ProfessorDepartment of Neurological Sciences
I teach undergraduate, graduate Neuroscience, and medical students. In the first semester of the undergraduate Human Anatomy & Physiology (ANPS 19) course, I give all of the lectures on Central Nervous System structure and function. I also present lectures, teach in the Neuroanatomy laboratories, and serve as a small group discussion facilitator in the first year medical student VIC Neural Science course. I also participate in the Developmental Neurobiology and Neurochemistry courses for students in the Neuroscience Graduate Program.

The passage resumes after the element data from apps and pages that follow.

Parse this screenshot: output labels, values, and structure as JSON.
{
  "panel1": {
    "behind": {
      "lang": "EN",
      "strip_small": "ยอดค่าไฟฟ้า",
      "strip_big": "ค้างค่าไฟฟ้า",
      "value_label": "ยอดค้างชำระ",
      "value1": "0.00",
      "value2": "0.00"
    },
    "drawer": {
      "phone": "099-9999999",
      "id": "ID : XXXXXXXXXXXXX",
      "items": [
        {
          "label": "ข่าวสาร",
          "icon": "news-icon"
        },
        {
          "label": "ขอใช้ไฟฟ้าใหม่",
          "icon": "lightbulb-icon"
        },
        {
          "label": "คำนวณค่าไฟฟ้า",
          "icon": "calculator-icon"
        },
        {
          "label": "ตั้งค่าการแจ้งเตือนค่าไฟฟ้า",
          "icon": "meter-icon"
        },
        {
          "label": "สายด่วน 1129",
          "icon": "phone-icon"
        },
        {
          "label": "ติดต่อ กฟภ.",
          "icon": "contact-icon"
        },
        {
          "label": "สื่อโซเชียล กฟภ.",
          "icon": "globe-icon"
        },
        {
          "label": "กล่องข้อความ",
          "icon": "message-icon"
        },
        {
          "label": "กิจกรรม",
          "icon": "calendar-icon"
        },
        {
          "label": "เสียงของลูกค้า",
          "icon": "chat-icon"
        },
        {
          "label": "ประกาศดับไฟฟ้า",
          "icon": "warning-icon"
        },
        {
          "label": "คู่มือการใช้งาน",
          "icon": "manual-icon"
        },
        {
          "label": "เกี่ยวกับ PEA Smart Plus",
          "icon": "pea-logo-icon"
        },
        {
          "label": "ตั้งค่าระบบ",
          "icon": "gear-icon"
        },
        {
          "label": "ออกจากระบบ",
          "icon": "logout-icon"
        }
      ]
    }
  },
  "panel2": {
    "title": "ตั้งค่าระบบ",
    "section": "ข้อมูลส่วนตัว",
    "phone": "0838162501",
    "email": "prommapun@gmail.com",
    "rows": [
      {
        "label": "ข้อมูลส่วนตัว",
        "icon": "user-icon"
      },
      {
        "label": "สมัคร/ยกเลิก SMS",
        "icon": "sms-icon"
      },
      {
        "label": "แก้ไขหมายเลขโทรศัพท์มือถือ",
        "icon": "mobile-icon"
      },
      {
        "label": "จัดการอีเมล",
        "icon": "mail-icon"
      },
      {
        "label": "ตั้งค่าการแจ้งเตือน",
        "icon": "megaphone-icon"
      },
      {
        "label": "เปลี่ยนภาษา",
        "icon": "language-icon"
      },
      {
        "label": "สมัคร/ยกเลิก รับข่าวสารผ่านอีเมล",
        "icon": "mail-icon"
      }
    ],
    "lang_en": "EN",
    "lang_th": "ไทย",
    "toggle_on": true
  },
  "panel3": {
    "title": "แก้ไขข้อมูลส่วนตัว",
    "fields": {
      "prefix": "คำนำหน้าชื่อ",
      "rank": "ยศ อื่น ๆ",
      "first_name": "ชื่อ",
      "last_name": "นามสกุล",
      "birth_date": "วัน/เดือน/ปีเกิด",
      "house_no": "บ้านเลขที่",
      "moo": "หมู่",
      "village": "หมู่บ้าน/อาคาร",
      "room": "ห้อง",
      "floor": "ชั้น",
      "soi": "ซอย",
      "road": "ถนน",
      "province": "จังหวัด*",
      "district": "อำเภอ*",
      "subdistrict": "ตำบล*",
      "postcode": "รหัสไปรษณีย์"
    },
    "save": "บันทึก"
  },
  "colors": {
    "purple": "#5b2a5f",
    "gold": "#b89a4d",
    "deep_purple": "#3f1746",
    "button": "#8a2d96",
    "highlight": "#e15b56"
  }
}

My laboratory utilizes a wide variety of in vitro and in vivo cellular and molecular biological approaches to investigate the role of extracellular matrix proteolysis/inhibition in the normal and diseased nervous system, with particular emphasis on gliomagenesis. Our ability to cure glioma is greatly hindered by the fact that at the time of diagnosis tumor cells have invaded to distant sites, making surgical resection palliative rather than curative. Another treatment challenge is recurrence due to the persistence of chemotherapy and radiation resistant glioma stem cells. We propose that restoration of acetate bioavailability may provide a safe and efficacious means to reduce glioma cell growth. N-acetylaspartate (NAA) is one of the most concentrated metabolic sources of acetate in the human brain, but the enzyme that cleaves NAA to generate acetate, aspartoacylase (ASPA), is down-regulated in glioma. We have recently identified an FDA approved food additive that serves as an effective acetate source. Unlike free acetate, the compound is hydrophobic and freely crosses the blood-brain barrier. We have shown that it reduces glioma stem cell growth in vitro and in vivo orthotopic grafts. This compound has been chronically administered to infants with a leukodystrophy with no significant side effects. We have recently obtained a patent to develop this compound as a chemotherapeutic adjuvant and hope to begin a phase I clinical trial in the near future.